I was not satisfied with the abstract nature of the analysis up to that point so I combined the video frames with the particle mapping.
The blue dots were the patterns in the image that disappear frame to frame. The green arrows draw a from the center of a pattern in the first frame to its location in the second frame. The algorithms that figure this out are not infallible, they are directional. The images above show that in frames that are pretty close together in time sequence this is a reasonable view.
This type of analysis is very good for objects in the image that are much more realized than blobs of light in a big blob of light. One can look at debris on the surface of the water and see the vector path.
I wanted to see longer range behavior. So I considered frames further apart in time.
The photo showed the light moved but doesn’t really indicate much directionally. And it’s now clear the algorithm hasn’t mapped things correctly. The large downward green vector is clearly wrong. It’s just picking up similarly valued patterns.

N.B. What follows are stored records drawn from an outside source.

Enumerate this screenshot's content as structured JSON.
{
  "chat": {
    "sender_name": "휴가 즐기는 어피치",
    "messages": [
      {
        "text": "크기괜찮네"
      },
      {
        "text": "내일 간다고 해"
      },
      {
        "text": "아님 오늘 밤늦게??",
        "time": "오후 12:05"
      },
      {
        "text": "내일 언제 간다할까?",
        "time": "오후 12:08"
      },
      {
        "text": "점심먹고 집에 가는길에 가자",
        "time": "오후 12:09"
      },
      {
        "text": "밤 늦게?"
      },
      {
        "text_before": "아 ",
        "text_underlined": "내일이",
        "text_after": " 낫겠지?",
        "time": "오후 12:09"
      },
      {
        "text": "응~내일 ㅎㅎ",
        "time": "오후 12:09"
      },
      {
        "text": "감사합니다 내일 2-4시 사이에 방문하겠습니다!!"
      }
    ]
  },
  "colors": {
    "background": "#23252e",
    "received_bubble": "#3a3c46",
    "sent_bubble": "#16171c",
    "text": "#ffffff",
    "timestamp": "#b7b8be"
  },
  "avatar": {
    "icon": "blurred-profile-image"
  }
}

The animated highlighting of particles showed the challenges of these algorithms for doing anything more than hinting at what’s going on. Without knowledge of the scene and of the physics the algorithms are merely just light pattern detections. As the light pattern of the image changes the algorithms do not maintain coherence. They do not understand the overall context of the scene.
it is humans that make a bad assumption! The algorithms have correctly detected that the light patterns DO NOT repeat themselves in short durations in a scene like this one. The wave forms and light may actually take a much longer time to find repetitions and those patterns have properly “moved” out of the scene in the direction of the wave.

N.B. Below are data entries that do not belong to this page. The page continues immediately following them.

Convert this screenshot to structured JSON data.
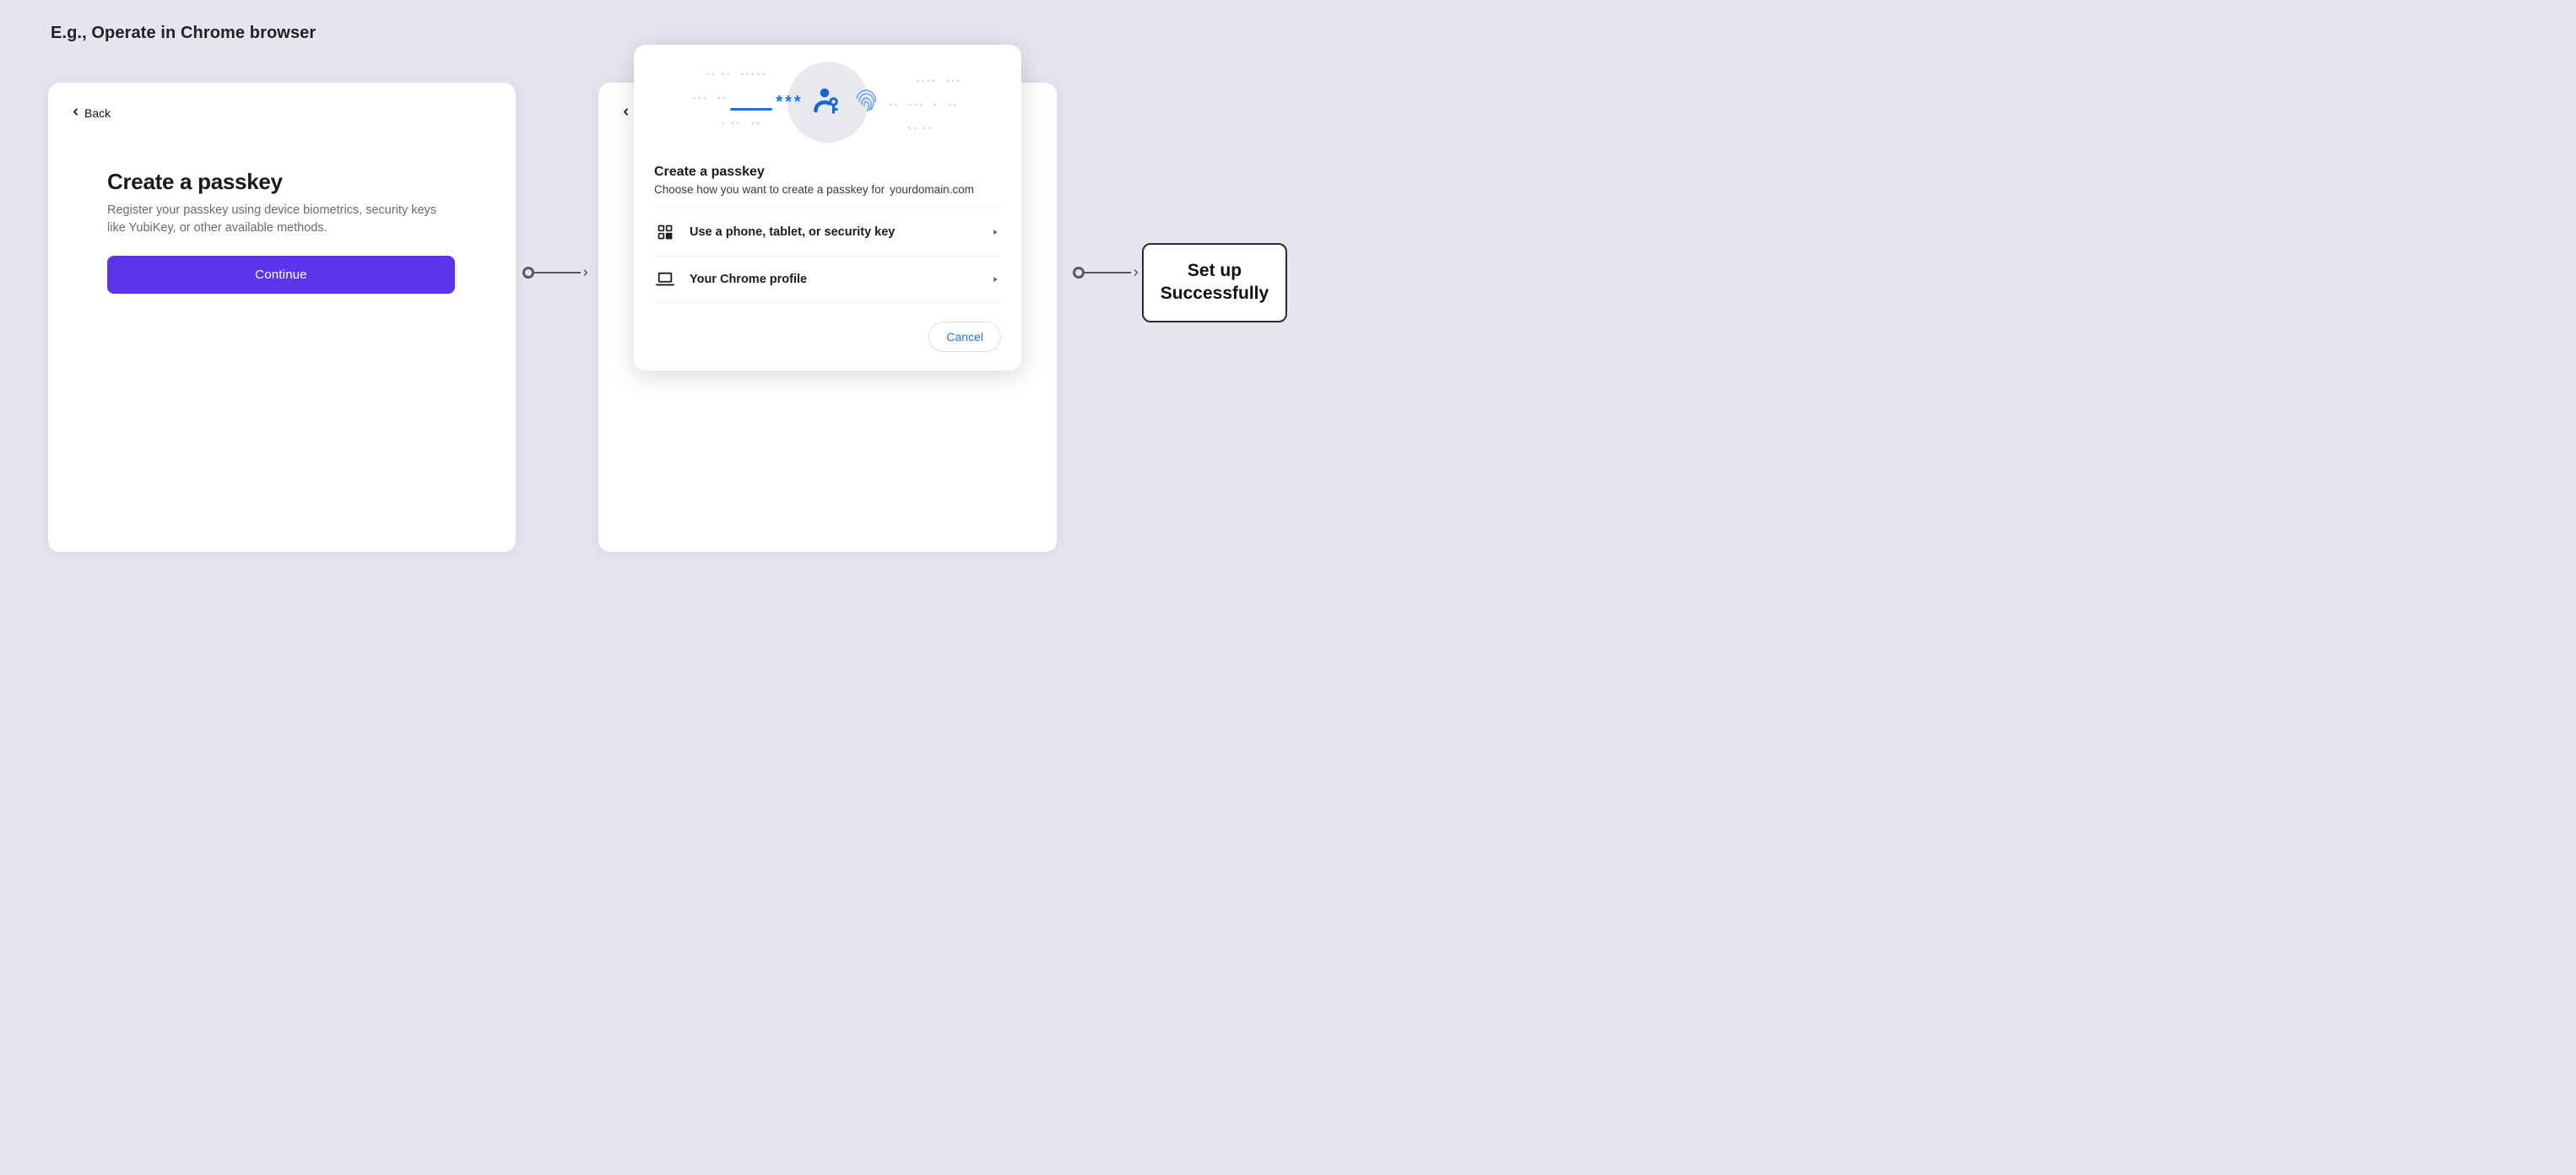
{
  "page_header": "E.g., Operate in Chrome browser",
  "card1": {
    "back_label": "Back",
    "title": "Create a passkey",
    "description": "Register your passkey using device biometrics, security keys like YubiKey, or other available methods.",
    "continue_label": "Continue"
  },
  "card2": {
    "back_label": "Back"
  },
  "chrome_dialog": {
    "title": "Create a passkey",
    "subtitle_prefix": "Choose how you want to create a passkey for",
    "domain": "yourdomain.com",
    "options": [
      {
        "icon": "qr-icon",
        "label": "Use a phone, tablet, or security key"
      },
      {
        "icon": "laptop-icon",
        "label": "Your Chrome profile"
      }
    ],
    "cancel_label": "Cancel"
  },
  "success_label": "Set up Successfully"
}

This is the tricky part of this scene. There were cycles AND there were ephemeral, random patterns AND there were ordered causal patterns.
If one waited long enough in that scene the cycles and perturbations of the sunlight, the moon rise, the boats coming in and out, the wind would emerge.

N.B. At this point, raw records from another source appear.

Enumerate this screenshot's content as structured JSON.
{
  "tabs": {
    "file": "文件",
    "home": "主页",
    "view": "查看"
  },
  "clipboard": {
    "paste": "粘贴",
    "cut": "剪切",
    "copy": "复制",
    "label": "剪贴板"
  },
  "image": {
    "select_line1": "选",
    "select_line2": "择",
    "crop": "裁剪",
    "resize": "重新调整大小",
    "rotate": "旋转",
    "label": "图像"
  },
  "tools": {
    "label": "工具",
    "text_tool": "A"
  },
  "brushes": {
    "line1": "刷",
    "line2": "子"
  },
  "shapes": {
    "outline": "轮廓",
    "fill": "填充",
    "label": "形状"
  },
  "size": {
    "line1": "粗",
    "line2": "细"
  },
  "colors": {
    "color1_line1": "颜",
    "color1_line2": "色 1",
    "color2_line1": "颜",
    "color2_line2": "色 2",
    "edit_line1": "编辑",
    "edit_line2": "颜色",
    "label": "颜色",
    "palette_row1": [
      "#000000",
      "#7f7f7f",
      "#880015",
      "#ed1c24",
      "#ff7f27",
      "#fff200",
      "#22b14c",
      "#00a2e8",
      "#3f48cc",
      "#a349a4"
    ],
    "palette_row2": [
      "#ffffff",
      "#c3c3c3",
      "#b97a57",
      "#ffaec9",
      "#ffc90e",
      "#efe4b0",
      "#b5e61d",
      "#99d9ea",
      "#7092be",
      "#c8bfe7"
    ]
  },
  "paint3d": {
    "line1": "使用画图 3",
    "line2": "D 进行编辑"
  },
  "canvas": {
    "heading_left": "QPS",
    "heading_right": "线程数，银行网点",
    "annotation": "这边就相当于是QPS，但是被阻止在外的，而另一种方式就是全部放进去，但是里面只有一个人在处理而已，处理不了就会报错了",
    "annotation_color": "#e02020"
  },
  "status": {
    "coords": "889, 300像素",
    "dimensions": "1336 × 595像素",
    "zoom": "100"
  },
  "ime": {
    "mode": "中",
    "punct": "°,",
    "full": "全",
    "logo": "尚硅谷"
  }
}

Finally, having completed the physics/optics and scenic analysis it was time to synthesize into a sketch.
I focused on seeing if I could render the dynamics of the water surface and it’s play with the light using only a monochromatic approach. Using line, pattern, and light value alone could I get the visual scenic dynamics of a cyclic, ordered but ephemeral scene?
I felt good about the study and the synthesized sketch.
AND all of this left me much more fully appreciating the incredible seascapes of painters like JM W Turner.
What he mastered was the full light and water topology AND often fire and people. He did this all so well that you can almost hear the birds, feel the wind, smell the salt, feel those warm fires.
My study suggests that one need achieve enough dynamism in the scene, regardless of the pictorial accuracy, to make people experience the scene. The dynamism I’m talking about is that reality-grounded feeling of cycle, order, randomness, ephemeralness. One can use color, light, line, pattern, shape, texture, etc or all of it, as long is there are surfaces to ride, light to swirl, particles to travel off into the distance, and shapes bobbing.
I used a variety of computational tools to work study the world.
As for various machine learning algos, databases etc. I use whatever. I couldn’t care less about most of it. As long as it is well supported, has ok documentation I’ll use it/have used it.
Camera: Sony Alpha 6000 and iPhone 8
Sketching on Paper: Faber Castelle Watercolor Pencils and whatever paper
Sketching on Computer: iPad Pro 12.9 inch, apple pencil and ProCreate